Thanks to food delivery apps, ordering food is just a few taps or a phone call away. But when it arrives, the quality of the food doesn’t always match up to that of dining in — perhaps that salad is slightly soggy or those fries have lost some of their crunch. SAVRPak, a California-based startup with a high-tech food packet, hopes to change that.
Resembling silica gel packets found in certain food and commercial products, SAVRPak’s frozen peel-and-stick patches can be placed inside most delivery containers — including clamshell containers, pizza boxes and paper bags — to remove moisture and reduce humidity. Immediately reducing humidity in a food container by up to 45 percent, the company maintains that the pack keeps food fresher and crispier than any other solution on the market. The result is dine-in quality, fresh food — the way it was intended to be eaten.
Through his work as an aerospace engineer, SAVRPak co-founder Bill Birgen worked on “ temperature, humidity, anti-icing/de-icing solutions for aircrafts and space vehicles,” according to the company’s website. In an effort to keep his own lunch fresh, Birgen realized that condensation hindered fresh food, so he got to work on a patch that would eliminate moisture from a container. Fittingly calling the product “Soggy Food Sucks,” Birgen teamed up with co-founder Grant Stafford to found what would later be named SAVRPak.
At about 25 cents each, SAVRPak’s patches are made from food-grade materials and can be recycled after use. The company is also taking it a step further by applying for compostability certification which is welcome news given the rise in single-use waste caused by food delivery.
Restauranteurs know that fries are very prone to sogginess when enclosed in takeout containers. The residual heat creates condensation en route, resulting in soft, room-temperature fries. To test the SAVRPak’s effectiveness, LA-based reporter Rick DeMuro tried fries sealed up in takeout boxes for up to twenty minutes — one with the patch, and one without.
“When I tasted the fries, the difference was very clear,” DeMuro reported for KTLA5. “The fries in the box without the sticker were the typical soggy and limp fries you’d expect from takeout or delivery. The fries in the box with the sticker were noticeably drier and crispier.”

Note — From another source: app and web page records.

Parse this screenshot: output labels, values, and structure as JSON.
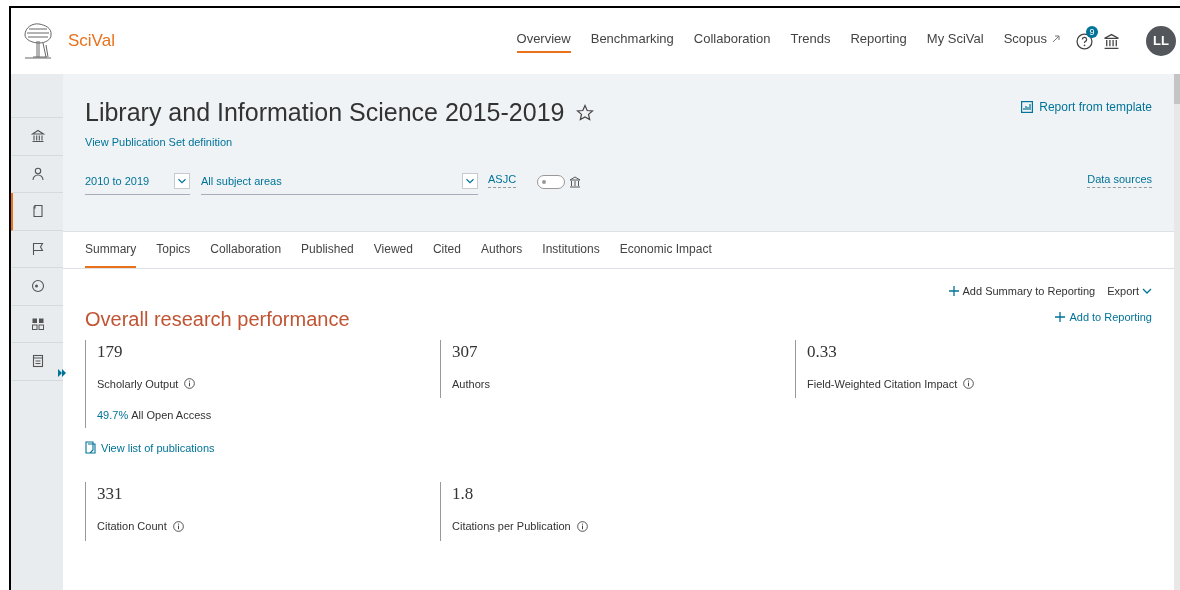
{
  "header": {
    "brand": "SciVal",
    "nav": [
      {
        "label": "Overview",
        "selected": true
      },
      {
        "label": "Benchmarking",
        "selected": false
      },
      {
        "label": "Collaboration",
        "selected": false
      },
      {
        "label": "Trends",
        "selected": false
      },
      {
        "label": "Reporting",
        "selected": false
      },
      {
        "label": "My SciVal",
        "selected": false
      },
      {
        "label": "Scopus",
        "selected": false,
        "external": true
      }
    ],
    "help_badge": "9",
    "avatar": "LL"
  },
  "sidebar": {
    "items": [
      {
        "kind": "institution",
        "selected": false
      },
      {
        "kind": "person",
        "selected": false
      },
      {
        "kind": "document",
        "selected": true
      },
      {
        "kind": "flag",
        "selected": false
      },
      {
        "kind": "target",
        "selected": false
      },
      {
        "kind": "grid",
        "selected": false
      },
      {
        "kind": "report",
        "selected": false
      }
    ]
  },
  "title": "Library and Information Science 2015-2019",
  "definition_link": "View Publication Set definition",
  "report_link": "Report from template",
  "filters": {
    "years": "2010 to 2019",
    "subject": "All subject areas",
    "classification": "ASJC",
    "toggle_on": false,
    "data_sources": "Data sources"
  },
  "tabs": [
    {
      "label": "Summary",
      "selected": true
    },
    {
      "label": "Topics",
      "selected": false
    },
    {
      "label": "Collaboration",
      "selected": false
    },
    {
      "label": "Published",
      "selected": false
    },
    {
      "label": "Viewed",
      "selected": false
    },
    {
      "label": "Cited",
      "selected": false
    },
    {
      "label": "Authors",
      "selected": false
    },
    {
      "label": "Institutions",
      "selected": false
    },
    {
      "label": "Economic Impact",
      "selected": false
    }
  ],
  "actions": {
    "add_summary": "Add Summary to Reporting",
    "export": "Export",
    "add_to_reporting": "Add to Reporting"
  },
  "section_title": "Overall research performance",
  "metric_rows": [
    [
      {
        "value": "179",
        "label": "Scholarly Output",
        "info": true,
        "share": "49.7%",
        "share_label": "All Open Access"
      },
      {
        "value": "307",
        "label": "Authors",
        "info": false
      },
      {
        "value": "0.33",
        "label": "Field-Weighted Citation Impact",
        "info": true
      }
    ],
    [
      {
        "value": "331",
        "label": "Citation Count",
        "info": true
      },
      {
        "value": "1.8",
        "label": "Citations per Publication",
        "info": true
      }
    ]
  ],
  "view_list_link": "View list of publications"
}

DeMuro isn’t alone in recognizing the company’s success. In its 18 months of business, SAVRPak has garnered industry recognition, winning awards in four categories at last year’s World Food Innovation Awards, among other awards from Venture Madness and SKS North America. Stafford attributes some of the company’s success to its easy-to-use nature and customer satisfaction among restaurant owners.

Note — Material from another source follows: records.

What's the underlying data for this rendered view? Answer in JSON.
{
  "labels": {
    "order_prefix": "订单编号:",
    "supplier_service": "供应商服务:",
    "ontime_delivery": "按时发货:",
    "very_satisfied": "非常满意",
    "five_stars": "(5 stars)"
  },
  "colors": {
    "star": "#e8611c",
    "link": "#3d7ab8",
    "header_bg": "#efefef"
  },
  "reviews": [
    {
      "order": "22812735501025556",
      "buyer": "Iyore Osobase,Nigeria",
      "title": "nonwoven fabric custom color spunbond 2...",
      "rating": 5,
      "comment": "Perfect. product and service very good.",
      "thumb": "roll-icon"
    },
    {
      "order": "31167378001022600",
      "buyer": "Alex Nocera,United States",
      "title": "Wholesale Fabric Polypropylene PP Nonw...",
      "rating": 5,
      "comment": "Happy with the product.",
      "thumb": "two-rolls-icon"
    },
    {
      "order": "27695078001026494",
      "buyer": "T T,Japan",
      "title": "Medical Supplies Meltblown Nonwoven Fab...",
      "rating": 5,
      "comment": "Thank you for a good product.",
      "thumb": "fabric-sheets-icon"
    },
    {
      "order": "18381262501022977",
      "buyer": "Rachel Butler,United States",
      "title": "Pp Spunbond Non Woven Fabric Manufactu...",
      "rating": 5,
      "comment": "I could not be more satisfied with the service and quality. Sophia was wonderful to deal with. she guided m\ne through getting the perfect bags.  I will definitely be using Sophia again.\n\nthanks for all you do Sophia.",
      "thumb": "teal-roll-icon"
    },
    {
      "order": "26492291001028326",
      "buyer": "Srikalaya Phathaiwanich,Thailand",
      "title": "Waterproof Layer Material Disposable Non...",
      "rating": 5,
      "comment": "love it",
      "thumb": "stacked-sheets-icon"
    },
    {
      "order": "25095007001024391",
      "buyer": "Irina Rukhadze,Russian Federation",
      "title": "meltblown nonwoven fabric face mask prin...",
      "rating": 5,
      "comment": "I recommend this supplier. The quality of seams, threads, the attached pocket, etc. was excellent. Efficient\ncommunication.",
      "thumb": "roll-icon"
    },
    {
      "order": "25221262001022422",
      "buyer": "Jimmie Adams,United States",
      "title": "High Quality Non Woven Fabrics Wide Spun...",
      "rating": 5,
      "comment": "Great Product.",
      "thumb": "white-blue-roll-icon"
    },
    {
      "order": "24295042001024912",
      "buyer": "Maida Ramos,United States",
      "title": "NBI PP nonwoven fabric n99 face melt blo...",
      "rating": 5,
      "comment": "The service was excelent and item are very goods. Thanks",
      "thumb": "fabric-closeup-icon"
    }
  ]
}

With the capacity to offer its technology to companies worldwide, SAVRPak isn’t stopping at local food delivery. The company’s technology can also be used to extend the shelf-life of pre-packaged foods by up to 14 days, helping to solve the worsening issue of food waste in the US. The patch is currently being trialed by several domestic and international companies in the food delivery industry and food produce sector.
With the pandemic still affecting consumers’ eating habits, food delivery isn’t likely to disappear anytime soon. Even though it may not compare to indoor dining, SAVRPak is hoping to enhance the delivery experience for restaurants and consumers alike.